Money Talks… But Doesn’t Tell the Whole Story

Photo: Sharon Cornish

The government’s announcement of more money directed to girls’ football isn’t what it seems…

The government has announced increased funding for girls’ football at schools. That’s good isn’t it? Well, it would be, but the headlines don’t tell the full story. Indeed, they don’t even tell a small part of it.

Anyone who thinks the increased funding is any more than a tiny gesture isn’t paying attention. Leah Williamson and Lottie Wubben-Moy got photo shoots on the back of it. Maybe they naively believe what the government is saying. Or maybe they’re just happy to take credit for it.

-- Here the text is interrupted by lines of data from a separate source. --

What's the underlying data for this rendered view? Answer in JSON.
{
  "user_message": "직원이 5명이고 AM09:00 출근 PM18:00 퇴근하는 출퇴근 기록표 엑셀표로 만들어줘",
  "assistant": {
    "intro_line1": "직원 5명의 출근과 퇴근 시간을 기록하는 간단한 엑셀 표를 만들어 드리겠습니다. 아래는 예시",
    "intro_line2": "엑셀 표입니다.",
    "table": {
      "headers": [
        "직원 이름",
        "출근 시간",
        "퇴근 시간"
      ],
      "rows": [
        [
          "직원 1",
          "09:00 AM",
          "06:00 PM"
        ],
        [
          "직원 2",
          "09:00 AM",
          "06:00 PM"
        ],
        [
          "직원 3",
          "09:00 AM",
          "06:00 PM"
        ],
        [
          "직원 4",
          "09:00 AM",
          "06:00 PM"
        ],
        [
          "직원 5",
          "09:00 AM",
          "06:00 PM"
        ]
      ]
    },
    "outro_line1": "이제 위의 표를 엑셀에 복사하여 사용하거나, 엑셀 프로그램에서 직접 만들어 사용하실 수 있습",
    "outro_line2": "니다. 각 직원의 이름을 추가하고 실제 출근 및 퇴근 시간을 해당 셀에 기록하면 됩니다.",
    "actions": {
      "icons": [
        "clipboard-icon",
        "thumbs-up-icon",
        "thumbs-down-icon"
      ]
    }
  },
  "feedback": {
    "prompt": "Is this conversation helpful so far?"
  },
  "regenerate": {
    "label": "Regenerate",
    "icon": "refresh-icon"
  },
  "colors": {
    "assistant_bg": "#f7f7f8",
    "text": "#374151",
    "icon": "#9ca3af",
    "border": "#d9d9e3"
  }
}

Earmarking what is, in the end, a very small allocation of the existing budget for girls’ PE is not the coup they clearly want us to think it is. For a start, this government has never believed in heavy auditing so their claim to make sure that the money will go where it is intended rings very hollow.

As does the commitment to after-school sports. At the moment this is entirely dependent on the goodwill of PE teachers currently in dispute with the government over their salaries so unless a far larger amount of money is provided to address that issue, it won’t happen. The government will claim they provided the money and blame the teachers. It’s a familiar tale. In truth, with the majority of schools in England currently in the red, headteachers will use any additional money to plug those gaps out of necessity.

The vast majority of primary schools now offer football to girls in PE lessons anyway. The shortfall comes when they reach secondary school so quite why so much of the money is being offered to pre-11 education is puzzling.

Yet one thing stands out above all this. Despite the headlines, there is no mention at all in the government statement that the money will specifically be used or football.

[blockquote text=”‘Girls should have access to high quality sports facilities’ is the document’s stated aim. And it’s a worthy one, as far as it goes, but anyone who thinks it will do anything to improve girls’ access to football has not read the small print, and I suspect Williamson and Wubben-Moy fall into this category.” show_quote_icon=”yes” text_color=”#dd3333″]

The job of developing top-class players is better not entrusted to schools anyway, but to the clubs with their already established academies and facilities.

This doesn’t need any public money, and indeed grants worth far more are available from the Premier League and Lottery Funding from Sports England for entirely these purposes. All the authorities need to do is ensure that football clubs have a realistic pathway to the top levels of the game and the sponsorship that comes with it. An expanded WSL would be the first step in achieving this and, in the process, we should cut down on the number of meaningless international tournaments that belong to a different era.

But, of course, that wouldn’t generate the right headlines, either for the government or the England captain.

If you like what you’ve read then please check out Mark’s novel, ‘Balls’ which is available here

Photo: Sharon Cornish

You May Also Like